Wednesday, April 5, 2017
Stolen Trains, Burning Bridges and Hijacked Armored Cars
In a career that spanned a half-century, Roy Crane introduced the concept of a daily adventure strip with Wash Tubbs, then moved on to do the equally brilliant Buz Sawyer. Perhaps because I read Wash Tubbs reprints as a kid and didn't encounter Buz until I was older, I've always considered Wash to be my favorite of the two. But the recent reprints of Buz Sawyer are reminding me of just how wonderful that strip is. I'm getting to where I'm not sure I can choose a favorite.
A story arc from late 1949 and early 1950 is fine example of how great a strip Buz Sawyer could be.
Buz, who is working as a trouble-shooter for an oil company, is sent to a Central American country to investigate a long delay in getting the oil concessions there. He brings his wife Christy along, figuring the job is an easy one and he can enjoy a working vacation with her. That is actually a silly thing for him to do--Buz ought to know by know that any job he takes will result in danger and the constant threat of sudden death. It happens to him pretty much every time.
Upon arrival, he begins to get an obvious runaround from the oil company's local agent. Looking deeper into the situation, he befriends a local pilot named Pancho Del Rio and finds out that the company agent is helping to fun an impending revolution against the government.
Pancho is an inspired character, giving the story arc emotional depth that adds to the excitement of a great adventure story. Pancho had opposed the current president during the last election and still thinks a poor leader. In fact, that opposition has kept Pancho from getting the permission he needed to start his own airline.
But, by golly, the election was a fair one and Pancho will not support a revolution and will, in fact, fight as hard as he can to keep the legitimate government in power.
Buz and Pancho have several chances to trade off performing heroic deeds as the action leads up to them stealing a train containing the ammunition the rebel army needs. In what I think is one of the most well-paced and exciting sequences in the history of the newspaper comic strips, the next four weeks of strips follow Buz, Christy and Pancho has they try to escape the rebels with the train.
When the train is eventually wrecked, the chase continues afoot. Eventually, our heroes manage to steal a rebel jeep and arrive safely at the presidential palace--though not after there's a close call resulting in their failure to take the rebel flags off the jeep.
But there is no such thing as break time for heroes. There's still the necessity of destroying a bridge to cut off the rebels from reinforcements. Buz and Pancho end up with this job, blowing the bridge but getting captured soon afterwards.
This is yet another exciting sequence. Roy Crane really is at the top of his game here. The story moves along at lightning speed; the art is great; and Crane portrays the Buz/Pancho team-up as a perfect synergy of characters. Neither of the heroes is overshadowed by the other as they continue to work together in tandem. Having effective co-protagonists in an adventure story is not an easy balance for a writer to maintain, but Crane pulls it off.

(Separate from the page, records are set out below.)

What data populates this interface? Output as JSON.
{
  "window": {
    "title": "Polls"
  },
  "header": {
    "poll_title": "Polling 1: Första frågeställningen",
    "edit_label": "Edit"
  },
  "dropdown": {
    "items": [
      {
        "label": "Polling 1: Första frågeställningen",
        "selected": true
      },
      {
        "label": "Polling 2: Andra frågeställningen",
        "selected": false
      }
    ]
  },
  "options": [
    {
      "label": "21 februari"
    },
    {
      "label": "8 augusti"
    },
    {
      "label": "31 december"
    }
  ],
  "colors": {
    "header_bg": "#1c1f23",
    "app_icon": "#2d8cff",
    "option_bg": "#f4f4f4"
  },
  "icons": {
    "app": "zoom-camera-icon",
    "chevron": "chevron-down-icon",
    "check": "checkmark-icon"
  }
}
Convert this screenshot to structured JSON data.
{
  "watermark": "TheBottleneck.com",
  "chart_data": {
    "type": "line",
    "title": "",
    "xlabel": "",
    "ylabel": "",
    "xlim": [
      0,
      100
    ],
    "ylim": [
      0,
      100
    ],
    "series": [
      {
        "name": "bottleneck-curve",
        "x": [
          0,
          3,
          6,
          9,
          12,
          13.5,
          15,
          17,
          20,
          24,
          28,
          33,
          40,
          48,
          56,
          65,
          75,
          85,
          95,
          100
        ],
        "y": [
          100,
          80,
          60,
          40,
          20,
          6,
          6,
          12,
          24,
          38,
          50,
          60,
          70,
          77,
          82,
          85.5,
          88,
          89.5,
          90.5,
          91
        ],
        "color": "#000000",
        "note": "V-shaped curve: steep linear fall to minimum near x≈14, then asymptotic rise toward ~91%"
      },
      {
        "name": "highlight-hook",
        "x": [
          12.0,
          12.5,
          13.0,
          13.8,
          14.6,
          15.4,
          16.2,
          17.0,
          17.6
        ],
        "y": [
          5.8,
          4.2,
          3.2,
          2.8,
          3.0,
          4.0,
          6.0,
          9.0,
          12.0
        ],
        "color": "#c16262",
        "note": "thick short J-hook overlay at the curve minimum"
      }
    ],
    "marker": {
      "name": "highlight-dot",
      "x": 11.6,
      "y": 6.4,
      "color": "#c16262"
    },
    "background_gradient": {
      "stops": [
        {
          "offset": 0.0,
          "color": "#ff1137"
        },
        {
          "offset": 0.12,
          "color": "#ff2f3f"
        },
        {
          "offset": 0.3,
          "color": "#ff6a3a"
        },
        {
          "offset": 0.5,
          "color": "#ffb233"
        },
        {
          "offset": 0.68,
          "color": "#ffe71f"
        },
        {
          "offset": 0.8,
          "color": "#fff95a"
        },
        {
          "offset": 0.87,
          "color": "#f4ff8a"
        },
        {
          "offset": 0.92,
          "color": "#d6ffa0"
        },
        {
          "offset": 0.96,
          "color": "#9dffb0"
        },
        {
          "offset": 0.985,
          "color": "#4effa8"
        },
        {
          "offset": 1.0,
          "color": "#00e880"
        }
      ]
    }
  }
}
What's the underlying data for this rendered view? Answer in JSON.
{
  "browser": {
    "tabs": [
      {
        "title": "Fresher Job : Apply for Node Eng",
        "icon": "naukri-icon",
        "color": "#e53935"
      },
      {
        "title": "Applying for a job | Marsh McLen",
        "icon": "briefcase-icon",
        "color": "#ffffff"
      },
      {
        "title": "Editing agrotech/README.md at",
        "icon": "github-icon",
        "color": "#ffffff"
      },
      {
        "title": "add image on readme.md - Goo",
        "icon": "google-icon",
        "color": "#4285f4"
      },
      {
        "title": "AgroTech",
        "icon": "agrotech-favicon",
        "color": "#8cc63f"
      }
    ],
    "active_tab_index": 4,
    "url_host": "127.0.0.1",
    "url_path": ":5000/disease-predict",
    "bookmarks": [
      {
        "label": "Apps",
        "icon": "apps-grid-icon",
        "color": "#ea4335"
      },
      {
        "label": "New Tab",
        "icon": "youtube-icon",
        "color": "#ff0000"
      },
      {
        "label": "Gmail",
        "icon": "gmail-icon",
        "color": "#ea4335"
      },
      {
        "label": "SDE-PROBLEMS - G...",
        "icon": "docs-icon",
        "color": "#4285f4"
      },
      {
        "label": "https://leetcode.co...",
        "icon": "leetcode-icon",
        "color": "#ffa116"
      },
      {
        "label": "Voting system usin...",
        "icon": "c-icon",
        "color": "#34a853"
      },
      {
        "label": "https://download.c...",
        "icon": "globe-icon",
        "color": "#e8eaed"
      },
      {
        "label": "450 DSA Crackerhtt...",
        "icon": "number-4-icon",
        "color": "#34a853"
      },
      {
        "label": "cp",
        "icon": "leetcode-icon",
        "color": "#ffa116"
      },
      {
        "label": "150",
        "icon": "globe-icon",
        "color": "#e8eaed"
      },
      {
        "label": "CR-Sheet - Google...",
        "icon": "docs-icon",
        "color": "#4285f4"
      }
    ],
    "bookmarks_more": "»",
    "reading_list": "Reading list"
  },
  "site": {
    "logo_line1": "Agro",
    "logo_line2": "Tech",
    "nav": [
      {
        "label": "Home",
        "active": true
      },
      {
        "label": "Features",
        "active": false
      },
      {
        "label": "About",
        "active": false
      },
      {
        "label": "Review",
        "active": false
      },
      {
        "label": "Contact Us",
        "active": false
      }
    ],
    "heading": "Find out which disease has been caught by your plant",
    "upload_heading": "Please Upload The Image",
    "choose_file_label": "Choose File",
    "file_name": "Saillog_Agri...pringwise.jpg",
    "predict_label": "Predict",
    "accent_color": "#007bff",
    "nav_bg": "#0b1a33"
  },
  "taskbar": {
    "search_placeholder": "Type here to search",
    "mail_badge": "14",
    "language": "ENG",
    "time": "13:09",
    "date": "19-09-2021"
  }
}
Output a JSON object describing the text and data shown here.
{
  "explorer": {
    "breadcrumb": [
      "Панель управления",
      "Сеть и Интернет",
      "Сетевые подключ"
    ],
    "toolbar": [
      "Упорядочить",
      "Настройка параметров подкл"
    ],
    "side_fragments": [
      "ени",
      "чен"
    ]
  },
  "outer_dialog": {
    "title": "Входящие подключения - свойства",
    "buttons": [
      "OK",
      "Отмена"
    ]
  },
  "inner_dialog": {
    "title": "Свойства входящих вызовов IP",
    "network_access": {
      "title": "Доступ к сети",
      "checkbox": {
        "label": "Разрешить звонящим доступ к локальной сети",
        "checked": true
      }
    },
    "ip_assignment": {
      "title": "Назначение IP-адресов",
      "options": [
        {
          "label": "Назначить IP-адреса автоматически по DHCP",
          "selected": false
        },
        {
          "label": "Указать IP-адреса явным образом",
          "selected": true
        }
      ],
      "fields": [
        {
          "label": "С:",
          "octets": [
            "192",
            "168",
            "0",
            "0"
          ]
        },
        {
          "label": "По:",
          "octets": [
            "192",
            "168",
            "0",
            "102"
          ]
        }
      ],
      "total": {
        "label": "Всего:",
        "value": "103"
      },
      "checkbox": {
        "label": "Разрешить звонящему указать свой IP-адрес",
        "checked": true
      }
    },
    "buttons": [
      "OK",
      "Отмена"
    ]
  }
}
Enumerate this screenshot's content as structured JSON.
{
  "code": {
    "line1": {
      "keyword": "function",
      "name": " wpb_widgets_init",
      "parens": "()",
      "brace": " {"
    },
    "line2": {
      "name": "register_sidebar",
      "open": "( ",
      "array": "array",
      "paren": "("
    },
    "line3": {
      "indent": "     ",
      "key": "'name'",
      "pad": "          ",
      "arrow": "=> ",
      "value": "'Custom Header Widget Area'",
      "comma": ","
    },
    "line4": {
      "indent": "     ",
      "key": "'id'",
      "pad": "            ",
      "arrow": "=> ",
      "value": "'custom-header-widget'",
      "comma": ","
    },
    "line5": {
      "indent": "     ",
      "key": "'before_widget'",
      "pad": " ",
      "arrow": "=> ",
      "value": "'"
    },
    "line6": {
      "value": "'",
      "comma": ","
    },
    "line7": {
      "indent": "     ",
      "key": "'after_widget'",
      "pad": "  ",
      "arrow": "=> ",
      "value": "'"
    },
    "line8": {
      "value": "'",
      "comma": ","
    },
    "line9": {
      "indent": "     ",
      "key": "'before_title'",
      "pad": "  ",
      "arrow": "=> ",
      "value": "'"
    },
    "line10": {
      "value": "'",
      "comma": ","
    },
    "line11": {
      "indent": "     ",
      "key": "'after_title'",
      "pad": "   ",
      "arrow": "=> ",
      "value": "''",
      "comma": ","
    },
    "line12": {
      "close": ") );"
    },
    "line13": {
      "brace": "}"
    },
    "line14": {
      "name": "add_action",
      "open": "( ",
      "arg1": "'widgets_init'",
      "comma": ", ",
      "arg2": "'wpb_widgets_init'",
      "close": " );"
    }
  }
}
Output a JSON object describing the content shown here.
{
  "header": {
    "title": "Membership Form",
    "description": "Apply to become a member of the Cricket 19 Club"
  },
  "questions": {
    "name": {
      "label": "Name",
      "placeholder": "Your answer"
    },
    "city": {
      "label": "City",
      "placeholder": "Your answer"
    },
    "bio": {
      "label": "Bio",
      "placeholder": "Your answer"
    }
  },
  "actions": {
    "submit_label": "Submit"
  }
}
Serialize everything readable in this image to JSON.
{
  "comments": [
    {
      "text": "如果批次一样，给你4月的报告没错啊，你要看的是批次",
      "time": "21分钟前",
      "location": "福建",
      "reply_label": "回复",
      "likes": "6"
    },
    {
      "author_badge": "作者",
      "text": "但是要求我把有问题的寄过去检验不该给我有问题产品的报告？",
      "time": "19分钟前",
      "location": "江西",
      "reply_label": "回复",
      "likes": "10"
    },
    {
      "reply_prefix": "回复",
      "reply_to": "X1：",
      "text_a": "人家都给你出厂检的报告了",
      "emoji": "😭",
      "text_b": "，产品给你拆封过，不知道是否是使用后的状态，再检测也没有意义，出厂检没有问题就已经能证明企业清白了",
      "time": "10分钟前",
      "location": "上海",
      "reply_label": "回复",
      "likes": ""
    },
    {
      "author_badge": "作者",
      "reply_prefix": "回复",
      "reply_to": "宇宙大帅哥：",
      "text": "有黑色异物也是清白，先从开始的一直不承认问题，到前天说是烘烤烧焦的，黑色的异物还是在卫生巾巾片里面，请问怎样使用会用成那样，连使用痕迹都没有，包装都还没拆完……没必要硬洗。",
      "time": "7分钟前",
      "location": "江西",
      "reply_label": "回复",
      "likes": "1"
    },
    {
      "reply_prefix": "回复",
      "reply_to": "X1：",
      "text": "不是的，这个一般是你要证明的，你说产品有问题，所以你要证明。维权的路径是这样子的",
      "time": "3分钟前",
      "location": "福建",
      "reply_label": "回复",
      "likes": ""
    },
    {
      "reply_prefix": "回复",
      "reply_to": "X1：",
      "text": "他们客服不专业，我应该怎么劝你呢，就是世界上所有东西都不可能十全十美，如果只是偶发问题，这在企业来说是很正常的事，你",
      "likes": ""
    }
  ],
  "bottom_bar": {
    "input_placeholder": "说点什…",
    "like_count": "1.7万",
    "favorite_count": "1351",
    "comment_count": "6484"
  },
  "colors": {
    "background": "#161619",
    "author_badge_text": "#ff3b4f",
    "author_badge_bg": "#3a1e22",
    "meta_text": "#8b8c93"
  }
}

Anyway, Buz and Pancho rather quickly hijack the armored car in which they had been imprisoned and make their escape. The rebellion collapses, Buz has made his company look good when future oil concessions are considered by the government and Pancho gets permission to start his airline. And we--the readers--come away with the intense pleasure of having experienced a master storyteller regale us with one of his best-ever yarns.
Next week, Turok and Andar have a Snow Day.